The answer must be the data, repeated exactly.

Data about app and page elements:
+--

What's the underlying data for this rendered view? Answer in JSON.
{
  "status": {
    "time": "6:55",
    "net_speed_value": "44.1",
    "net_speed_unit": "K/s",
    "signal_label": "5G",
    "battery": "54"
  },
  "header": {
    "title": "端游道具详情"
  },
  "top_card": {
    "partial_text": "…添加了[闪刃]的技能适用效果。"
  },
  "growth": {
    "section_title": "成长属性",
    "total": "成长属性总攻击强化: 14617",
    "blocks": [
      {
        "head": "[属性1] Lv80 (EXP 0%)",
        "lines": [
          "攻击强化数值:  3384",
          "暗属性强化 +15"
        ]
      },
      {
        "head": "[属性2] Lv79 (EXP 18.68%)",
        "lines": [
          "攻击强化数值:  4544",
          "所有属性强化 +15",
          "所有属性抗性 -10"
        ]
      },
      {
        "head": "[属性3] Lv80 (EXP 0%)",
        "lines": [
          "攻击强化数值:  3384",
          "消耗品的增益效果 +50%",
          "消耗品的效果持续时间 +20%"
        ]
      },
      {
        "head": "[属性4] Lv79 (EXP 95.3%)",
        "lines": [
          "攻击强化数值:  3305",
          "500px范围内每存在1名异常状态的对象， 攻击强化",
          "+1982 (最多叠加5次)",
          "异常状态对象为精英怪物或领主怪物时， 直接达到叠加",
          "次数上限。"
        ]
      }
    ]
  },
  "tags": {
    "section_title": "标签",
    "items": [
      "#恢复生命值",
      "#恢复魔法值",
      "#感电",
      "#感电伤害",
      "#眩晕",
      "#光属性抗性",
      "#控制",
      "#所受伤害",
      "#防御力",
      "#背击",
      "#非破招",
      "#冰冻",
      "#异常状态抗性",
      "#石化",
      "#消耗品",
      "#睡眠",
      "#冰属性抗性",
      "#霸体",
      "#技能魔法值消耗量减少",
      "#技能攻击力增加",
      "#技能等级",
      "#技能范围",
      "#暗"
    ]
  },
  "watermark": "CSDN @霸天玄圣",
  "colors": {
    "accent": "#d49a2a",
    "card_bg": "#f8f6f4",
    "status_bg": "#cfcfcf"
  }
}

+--

* [Task output]
What's the underlying data for this rendered view? Answer in JSON.
{
  "status": {
    "time": "6:55",
    "net_speed_value": "44.1",
    "net_speed_unit": "K/s",
    "signal_label": "5G",
    "battery": "54"
  },
  "header": {
    "title": "端游道具详情"
  },
  "top_card": {
    "partial_text": "…添加了[闪刃]的技能适用效果。"
  },
  "growth": {
    "section_title": "成长属性",
    "total": "成长属性总攻击强化: 14617",
    "blocks": [
      {
        "head": "[属性1] Lv80 (EXP 0%)",
        "lines": [
          "攻击强化数值:  3384",
          "暗属性强化 +15"
        ]
      },
      {
        "head": "[属性2] Lv79 (EXP 18.68%)",
        "lines": [
          "攻击强化数值:  4544",
          "所有属性强化 +15",
          "所有属性抗性 -10"
        ]
      },
      {
        "head": "[属性3] Lv80 (EXP 0%)",
        "lines": [
          "攻击强化数值:  3384",
          "消耗品的增益效果 +50%",
          "消耗品的效果持续时间 +20%"
        ]
      },
      {
        "head": "[属性4] Lv79 (EXP 95.3%)",
        "lines": [
          "攻击强化数值:  3305",
          "500px范围内每存在1名异常状态的对象， 攻击强化",
          "+1982 (最多叠加5次)",
          "异常状态对象为精英怪物或领主怪物时， 直接达到叠加",
          "次数上限。"
        ]
      }
    ]
  },
  "tags": {
    "section_title": "标签",
    "items": [
      "#恢复生命值",
      "#恢复魔法值",
      "#感电",
      "#感电伤害",
      "#眩晕",
      "#光属性抗性",
      "#控制",
      "#所受伤害",
      "#防御力",
      "#背击",
      "#非破招",
      "#冰冻",
      "#异常状态抗性",
      "#石化",
      "#消耗品",
      "#睡眠",
      "#冰属性抗性",
      "#霸体",
      "#技能魔法值消耗量减少",
      "#技能攻击力增加",
      "#技能等级",
      "#技能范围",
      "#暗"
    ]
  },
  "watermark": "CSDN @霸天玄圣",
  "colors": {
    "accent": "#d49a2a",
    "card_bg": "#f8f6f4",
    "status_bg": "#cfcfcf"
  }
}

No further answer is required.